Why you should always push yourself and look to improve

When it comes to exercise and training, it’s easy to get complacent and ‘stuck in a rut’. If you’re looking to increase fitness levels and improve your performance, you should always push yourself and be looking to make improvements. CMS Fitness Courses (CMSFitness), a premium provider of health and fitness training and courses in West Yorkshire, examines why you should push yourself whilst training and how to bring greater motivation to your training sessions. 

Pushing yourself during any training session or workout helps boost fitness levels and performance. Failing to exert your body during training will mean your performance, in whatever sport or activity, is likely to remain at a consistent level and fail to improve.

How pushing yourself improves performance/fitness

Many of us don’t like to push ourselves because it hurts! We are quite happy to ‘go through the motions’ of exercising and training without challenging ourselves or putting in additional effort.

Maximising intensity

Whether it’s lifting weights at the gym or sprinting the final half a kilometre on a run rather than jogging it, increase the exertion of a workout and you’ll increase the intensity. As the Huffington Post writes, “Doing as much as possible, as close to the maximum exertion you can put out, is intense.”

Whilst the intensity of a workout should be at a level and pace you feel comfortable with, failing to push ourselves means our fitness levels and performance is unlikely to improve. Take running as an example. Whilst long slow distance running is a great workout for everyone, including beginners, moderate interval running, whereby you run in quicker bursts or intervals, helps to improve your overall cardiovascular endurance. You will also burn more calories than you would in a lower intensity workout.

Broadly speaking, the higher the intensity of the workout, the more you will get from it, both in terms of the number of calories burned and improving levels of fitness.

Resistance training

Resistance training, in which during exercise the muscles contract against an external resistance as a means of increasing tone, strength, mass and endurance, has long been associated with increasing athletic performance.

In fact, as CMSFitness wrote in a blog about how to avoid overtraining, as well as increasing athletic performance, a personal trainer might recommend resistance training to improve general health and fitness, to improve posture and proprioception, for rehabilitation after an accident or injury, and to increase bone density and the musculoskeletal system.

How to feel more motivated about training

Of course maximising the intensity of workouts can be easier said than done and if you’re lacking motivation, attempting to push yourself during training can be challenging.

Fortunately there are ways we can improve our training motivation.

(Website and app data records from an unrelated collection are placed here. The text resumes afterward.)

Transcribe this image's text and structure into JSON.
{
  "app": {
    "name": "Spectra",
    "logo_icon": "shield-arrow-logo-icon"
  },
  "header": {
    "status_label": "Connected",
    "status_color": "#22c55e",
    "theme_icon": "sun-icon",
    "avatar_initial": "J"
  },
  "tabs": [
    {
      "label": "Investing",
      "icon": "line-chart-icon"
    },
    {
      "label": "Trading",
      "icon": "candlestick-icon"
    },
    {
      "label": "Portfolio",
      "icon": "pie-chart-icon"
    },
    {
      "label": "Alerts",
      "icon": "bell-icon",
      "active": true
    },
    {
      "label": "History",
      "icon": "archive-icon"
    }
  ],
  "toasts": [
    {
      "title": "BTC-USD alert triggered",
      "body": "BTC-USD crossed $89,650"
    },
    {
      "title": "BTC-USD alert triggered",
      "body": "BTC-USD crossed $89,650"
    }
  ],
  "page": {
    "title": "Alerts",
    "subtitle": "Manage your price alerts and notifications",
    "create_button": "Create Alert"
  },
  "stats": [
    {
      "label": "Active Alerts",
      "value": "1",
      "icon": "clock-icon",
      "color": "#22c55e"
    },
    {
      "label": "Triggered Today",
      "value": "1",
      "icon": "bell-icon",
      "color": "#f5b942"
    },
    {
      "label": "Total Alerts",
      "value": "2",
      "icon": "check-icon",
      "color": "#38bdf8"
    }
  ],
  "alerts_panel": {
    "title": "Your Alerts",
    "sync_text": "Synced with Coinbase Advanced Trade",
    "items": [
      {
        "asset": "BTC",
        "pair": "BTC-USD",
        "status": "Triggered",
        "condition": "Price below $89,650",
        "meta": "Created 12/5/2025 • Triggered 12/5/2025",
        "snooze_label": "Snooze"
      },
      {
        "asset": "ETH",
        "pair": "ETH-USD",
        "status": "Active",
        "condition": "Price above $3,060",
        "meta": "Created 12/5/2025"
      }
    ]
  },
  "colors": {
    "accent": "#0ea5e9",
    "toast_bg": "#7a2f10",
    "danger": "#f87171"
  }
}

Adopting a similar approach as we might do when encouraging a child to do their homework by giving them a reward can be effective.

In fact rewarding ourselves for a quality workout shouldn’t be underestimated. In his book ‘The Power of Habit: Why We Do What We Do in Life and Business’, journalist Charles Duhigg, advises giving ourselves tangible rewards after working out, such as a delicious smoothie or watching an episode of your favourite programme.

According to Duhigg, over time this motivation becomes intrinsic as the brain begins to “associate sweat and pain with the surge of endorphins.”

Variation

Bringing variation to a workout can also help produce more motivation. Although repetition of a technique is what gets you strong, going over the same route day in day out, training for the same length of time and at the same pace, is all but guaranteed to get monotonous and dull and do little to inspire motivation.

Instead, varying your workouts by modifying the intensity, the number of reps and sets performed on each day and the sequence of which exercises you do on what days, as well as choosing a new location, a different terrain, training at different speeds, diverging strength work and different gradients, will not only make a workout more interesting, it will help keep you motivated, which in turn will encourage you to push yourself harder.

Sustaining training motivation 

Of course once you’ve reached high levels of training motivation, you’ll want to hang onto it, which, again, can be easier said than done.

Hiring a personal trainer

If you’re struggling to maintain training motivation, hiring a personal trainer can be an effective way to help you overcome mental and emotional workout roadblocks. Having a dedicated fitness expert by your side offering your support and expertise, can not only be a powerful tool in ensuring you maximise workouts but can also give you the drive to stay motivated and stick to a tight training schedule.

Goal orientation

Making personal improvements and being motivated by goals is a powerful tool in pushing yourself and improving. Take Andy Bolton as an example. With determination, perseverance and a drive to beat his own previous goals, Andy became the first man to perform a 1,000 lb. deadlift. At the age of 18 when Andy started lifting weights, he never thought he would become the world’s best squatter and dead lifter, testament that we should never underestimate our capabilities and with grit and tenacity we can all make improvements to our performance.

Exercise and training should be fun and enjoyable but if you are looking to ‘up your game’ and improve your fitness levels and athletic ability, pushing yourself that little bit further during each training session will eventually pay off.

This blog post was written by CMS Fitness Courses (CMSFitness), specialists in health and fitness training. Based in Huddersfield, CMSFitness offer a diverse range of high-quality personal training and fitness courses in the West Yorkshire region. CMSFitness is recognised as a premium provider of health and fitness courses that offer a variety of commercial and government-funded training programmes for people of varying ages and backgrounds across Yorkshire.